Now That’s Power Outage!
for my Ioniq 5
Mark D Larsen
January 27, 2024
One of the features of the Ioniq 5 that really interested me was its ability to serve as a “vehicle-to-load” (V2L) source of power, something that the Model 3 was incapable of emulating. It only seems logical to me that, with such large battery packs in EVs, they could serve as a fantastic backup energy device for homes when and if the grid experiences blackouts. Yes, I have my Powerwalls which already help fulfill that purpose, but they only store 27 kWh of power. However, if fully charged, my Ioniq 5 boasts nearly 3 times that amount of energy, and thus could provide electricity for the basic lights and 120V appliances in our home for several more days in a prolonged power outage.
Hyundai sells V2L adapters for its EVs, and I was sorely tempted to buy one. However, I found that they were out-of-stock and on backorder at various parts suppliers. Moreover, they are fairly expensive, costing as least $250, if not hundreds more. The good news is that other 3rd-party EV firms are also beginning to sell such adapters, and at much more reasonable prices, such as A2Z’s V2L Plug. I ultimately decided to order a Lectron model, which was slightly more expensive but had very positive reviews. It arrived in only two days, and you can see it in the photo at the top of the page.
The Ioniq 5 actually boasts two V2L outlets. One of them uses the adapter by plugging into the charge port outside the vehicle. The other one is inside the car, below the rear seats. They can provide 16 amps of power up to 1.8 kW. Below are photos and descriptions of both.
NOTE: You can click on the following photos to enlarge them, and the movies to play them.
Below the rear seats, in the middle, is a box with a graphic of a plug and a sliding cover. As you can see in this photo, that cover is locked in place, perhaps to protect children from sticking anything into the outlet.

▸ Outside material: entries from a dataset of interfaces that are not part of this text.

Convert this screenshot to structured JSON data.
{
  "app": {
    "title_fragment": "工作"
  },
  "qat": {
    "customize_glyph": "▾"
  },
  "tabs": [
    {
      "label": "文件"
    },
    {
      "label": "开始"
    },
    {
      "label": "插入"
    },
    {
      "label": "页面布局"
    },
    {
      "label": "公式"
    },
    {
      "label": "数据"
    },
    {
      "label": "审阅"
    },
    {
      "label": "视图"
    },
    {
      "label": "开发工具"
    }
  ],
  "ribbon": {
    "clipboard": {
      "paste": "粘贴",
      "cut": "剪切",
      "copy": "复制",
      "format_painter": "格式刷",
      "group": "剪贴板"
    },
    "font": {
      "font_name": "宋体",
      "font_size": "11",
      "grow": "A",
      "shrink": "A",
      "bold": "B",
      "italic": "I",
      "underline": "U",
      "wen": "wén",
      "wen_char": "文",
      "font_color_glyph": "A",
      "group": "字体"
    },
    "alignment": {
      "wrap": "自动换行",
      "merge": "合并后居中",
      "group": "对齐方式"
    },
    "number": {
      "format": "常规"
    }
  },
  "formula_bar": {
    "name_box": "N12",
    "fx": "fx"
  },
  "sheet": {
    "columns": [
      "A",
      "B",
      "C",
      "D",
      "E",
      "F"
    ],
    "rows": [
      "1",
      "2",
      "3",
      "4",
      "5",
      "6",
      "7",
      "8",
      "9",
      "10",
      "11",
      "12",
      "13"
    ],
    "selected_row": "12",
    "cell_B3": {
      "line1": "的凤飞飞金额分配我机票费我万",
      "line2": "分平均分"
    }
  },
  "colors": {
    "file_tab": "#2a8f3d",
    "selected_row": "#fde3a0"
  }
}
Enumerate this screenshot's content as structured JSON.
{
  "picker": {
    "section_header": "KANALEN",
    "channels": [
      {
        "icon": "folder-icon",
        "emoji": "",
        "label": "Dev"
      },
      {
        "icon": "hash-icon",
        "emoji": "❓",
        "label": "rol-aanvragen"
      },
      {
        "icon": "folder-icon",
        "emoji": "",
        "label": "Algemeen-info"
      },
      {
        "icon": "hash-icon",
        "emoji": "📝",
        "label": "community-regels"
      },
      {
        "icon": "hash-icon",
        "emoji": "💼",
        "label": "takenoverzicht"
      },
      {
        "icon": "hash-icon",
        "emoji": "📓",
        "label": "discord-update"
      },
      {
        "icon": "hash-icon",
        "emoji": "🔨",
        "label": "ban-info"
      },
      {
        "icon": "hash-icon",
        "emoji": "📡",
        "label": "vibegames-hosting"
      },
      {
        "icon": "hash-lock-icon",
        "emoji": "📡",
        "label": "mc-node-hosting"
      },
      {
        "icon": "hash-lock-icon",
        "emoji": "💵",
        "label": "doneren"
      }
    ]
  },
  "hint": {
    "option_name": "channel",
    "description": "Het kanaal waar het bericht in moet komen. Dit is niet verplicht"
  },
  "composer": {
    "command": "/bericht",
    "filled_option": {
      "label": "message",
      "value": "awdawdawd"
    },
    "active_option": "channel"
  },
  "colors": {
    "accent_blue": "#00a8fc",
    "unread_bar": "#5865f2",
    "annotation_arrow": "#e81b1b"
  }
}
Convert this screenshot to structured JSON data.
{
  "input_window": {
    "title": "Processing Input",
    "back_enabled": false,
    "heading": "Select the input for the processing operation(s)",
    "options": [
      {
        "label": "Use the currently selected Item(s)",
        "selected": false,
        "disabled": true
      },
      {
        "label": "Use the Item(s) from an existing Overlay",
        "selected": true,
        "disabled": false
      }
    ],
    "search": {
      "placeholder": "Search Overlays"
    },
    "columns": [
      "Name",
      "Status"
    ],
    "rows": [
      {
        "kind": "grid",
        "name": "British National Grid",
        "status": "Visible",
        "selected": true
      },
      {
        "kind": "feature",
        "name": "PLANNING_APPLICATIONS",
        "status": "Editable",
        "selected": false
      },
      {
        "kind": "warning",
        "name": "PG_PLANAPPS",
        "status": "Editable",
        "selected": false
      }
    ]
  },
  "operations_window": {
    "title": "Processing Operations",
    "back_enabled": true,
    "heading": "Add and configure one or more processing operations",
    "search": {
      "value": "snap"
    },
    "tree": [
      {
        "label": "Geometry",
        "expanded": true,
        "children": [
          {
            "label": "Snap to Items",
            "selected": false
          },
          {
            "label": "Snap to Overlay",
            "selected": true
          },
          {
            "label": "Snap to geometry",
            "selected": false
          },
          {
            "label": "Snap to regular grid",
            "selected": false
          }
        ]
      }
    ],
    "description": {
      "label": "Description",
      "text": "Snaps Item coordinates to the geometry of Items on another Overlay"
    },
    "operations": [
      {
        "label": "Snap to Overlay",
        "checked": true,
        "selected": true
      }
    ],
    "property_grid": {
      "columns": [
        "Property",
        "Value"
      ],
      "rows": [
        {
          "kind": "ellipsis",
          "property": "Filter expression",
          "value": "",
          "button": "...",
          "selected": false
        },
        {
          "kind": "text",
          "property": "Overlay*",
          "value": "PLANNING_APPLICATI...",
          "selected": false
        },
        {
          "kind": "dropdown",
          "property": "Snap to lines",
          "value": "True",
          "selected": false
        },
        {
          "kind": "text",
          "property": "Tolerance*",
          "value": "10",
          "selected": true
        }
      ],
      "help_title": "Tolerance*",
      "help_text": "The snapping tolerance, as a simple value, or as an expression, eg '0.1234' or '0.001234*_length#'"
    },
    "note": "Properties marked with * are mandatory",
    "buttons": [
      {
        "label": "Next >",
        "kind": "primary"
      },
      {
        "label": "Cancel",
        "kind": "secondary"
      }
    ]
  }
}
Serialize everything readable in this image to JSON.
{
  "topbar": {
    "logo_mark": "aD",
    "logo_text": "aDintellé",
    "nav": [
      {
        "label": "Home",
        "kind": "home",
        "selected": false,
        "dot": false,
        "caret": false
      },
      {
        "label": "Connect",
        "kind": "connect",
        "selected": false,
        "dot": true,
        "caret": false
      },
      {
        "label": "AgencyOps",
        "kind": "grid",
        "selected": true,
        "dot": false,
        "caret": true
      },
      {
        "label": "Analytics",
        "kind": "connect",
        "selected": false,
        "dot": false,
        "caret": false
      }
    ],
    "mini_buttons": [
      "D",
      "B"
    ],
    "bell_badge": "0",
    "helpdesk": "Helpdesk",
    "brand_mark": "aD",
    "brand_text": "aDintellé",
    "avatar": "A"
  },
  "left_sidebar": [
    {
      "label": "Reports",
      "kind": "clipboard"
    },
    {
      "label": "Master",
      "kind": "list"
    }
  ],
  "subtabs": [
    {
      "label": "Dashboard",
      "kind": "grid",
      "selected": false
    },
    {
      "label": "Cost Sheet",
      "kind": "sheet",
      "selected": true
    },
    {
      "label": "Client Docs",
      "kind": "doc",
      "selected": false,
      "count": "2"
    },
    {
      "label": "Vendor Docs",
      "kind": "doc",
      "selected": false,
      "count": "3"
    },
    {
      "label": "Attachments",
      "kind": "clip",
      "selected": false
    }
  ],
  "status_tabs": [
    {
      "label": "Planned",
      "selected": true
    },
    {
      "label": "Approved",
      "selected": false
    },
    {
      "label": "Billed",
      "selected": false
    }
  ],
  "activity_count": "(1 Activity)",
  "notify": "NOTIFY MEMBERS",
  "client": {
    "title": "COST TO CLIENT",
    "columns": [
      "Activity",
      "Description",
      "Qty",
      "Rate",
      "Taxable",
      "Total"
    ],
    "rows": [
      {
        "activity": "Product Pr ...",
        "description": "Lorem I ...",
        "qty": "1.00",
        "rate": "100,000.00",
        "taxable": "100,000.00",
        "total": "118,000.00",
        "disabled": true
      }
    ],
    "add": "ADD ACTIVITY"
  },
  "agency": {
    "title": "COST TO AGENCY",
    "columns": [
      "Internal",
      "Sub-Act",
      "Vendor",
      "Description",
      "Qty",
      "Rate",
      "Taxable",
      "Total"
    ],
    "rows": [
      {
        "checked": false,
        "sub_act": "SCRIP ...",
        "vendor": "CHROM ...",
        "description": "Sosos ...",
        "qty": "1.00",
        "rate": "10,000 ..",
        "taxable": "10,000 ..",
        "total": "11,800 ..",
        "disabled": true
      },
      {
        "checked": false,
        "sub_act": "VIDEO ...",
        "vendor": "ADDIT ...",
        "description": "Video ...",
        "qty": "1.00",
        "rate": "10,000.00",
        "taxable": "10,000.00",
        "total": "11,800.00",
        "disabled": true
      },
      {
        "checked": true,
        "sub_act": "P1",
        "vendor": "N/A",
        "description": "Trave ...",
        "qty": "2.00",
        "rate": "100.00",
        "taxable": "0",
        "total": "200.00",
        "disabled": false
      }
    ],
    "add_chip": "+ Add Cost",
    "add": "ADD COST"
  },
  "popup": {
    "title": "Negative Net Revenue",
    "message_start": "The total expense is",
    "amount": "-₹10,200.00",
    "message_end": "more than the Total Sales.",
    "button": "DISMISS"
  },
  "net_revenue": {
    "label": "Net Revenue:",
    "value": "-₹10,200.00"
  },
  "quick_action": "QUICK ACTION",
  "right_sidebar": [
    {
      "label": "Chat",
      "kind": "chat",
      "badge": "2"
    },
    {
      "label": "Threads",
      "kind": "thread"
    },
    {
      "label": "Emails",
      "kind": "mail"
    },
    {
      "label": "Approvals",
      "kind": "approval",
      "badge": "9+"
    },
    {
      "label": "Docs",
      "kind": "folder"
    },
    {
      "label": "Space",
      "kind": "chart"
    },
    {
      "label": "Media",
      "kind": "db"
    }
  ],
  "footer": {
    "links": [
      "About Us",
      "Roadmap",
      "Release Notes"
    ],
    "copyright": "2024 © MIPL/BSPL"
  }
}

To unlock the cover, you can use the key that comes inside the Ioniq 5's fob. To remove it, you have to press the small black button and pull the key out, as show in this photo.
Here is the key removed from the fob.
I could then use the end of the key to turn the slot on the box to the left and unlock the outlet cover.
Once unlocked, I could slide the cover to the left and gain access to the V2L outlet.
In this photo I've plugged the Lectron V2L adapter into the charge port, ready to pull electricity out of the Ioniq 5 and use it to power other devices.
As an example, in this video I plug a lamp into the adapter, and after a brief pause… it lights up, powered by the Ioniq 5’s battery pack!
I will keep this V2L adapter in the frunk, along with all my other roadtrip charging devices. I dunno if we'll use it in the near future, but I can envision tapping into the Ioniq 5's power when on a picnic or camping someday, once I purchase and install a trailer hitch on the car, like I did on our LEAF and on our Model 3.
Finally, perhaps someday I will install a power inlet near the breaker box on the wall next to the car, like is used with gas-powered generators, similar to what the "Ioniq Guy" has already done to turn his V2L into V2H. That will make it much easier to tap into the Ioniq 5's battery pack for essential lights and appliances.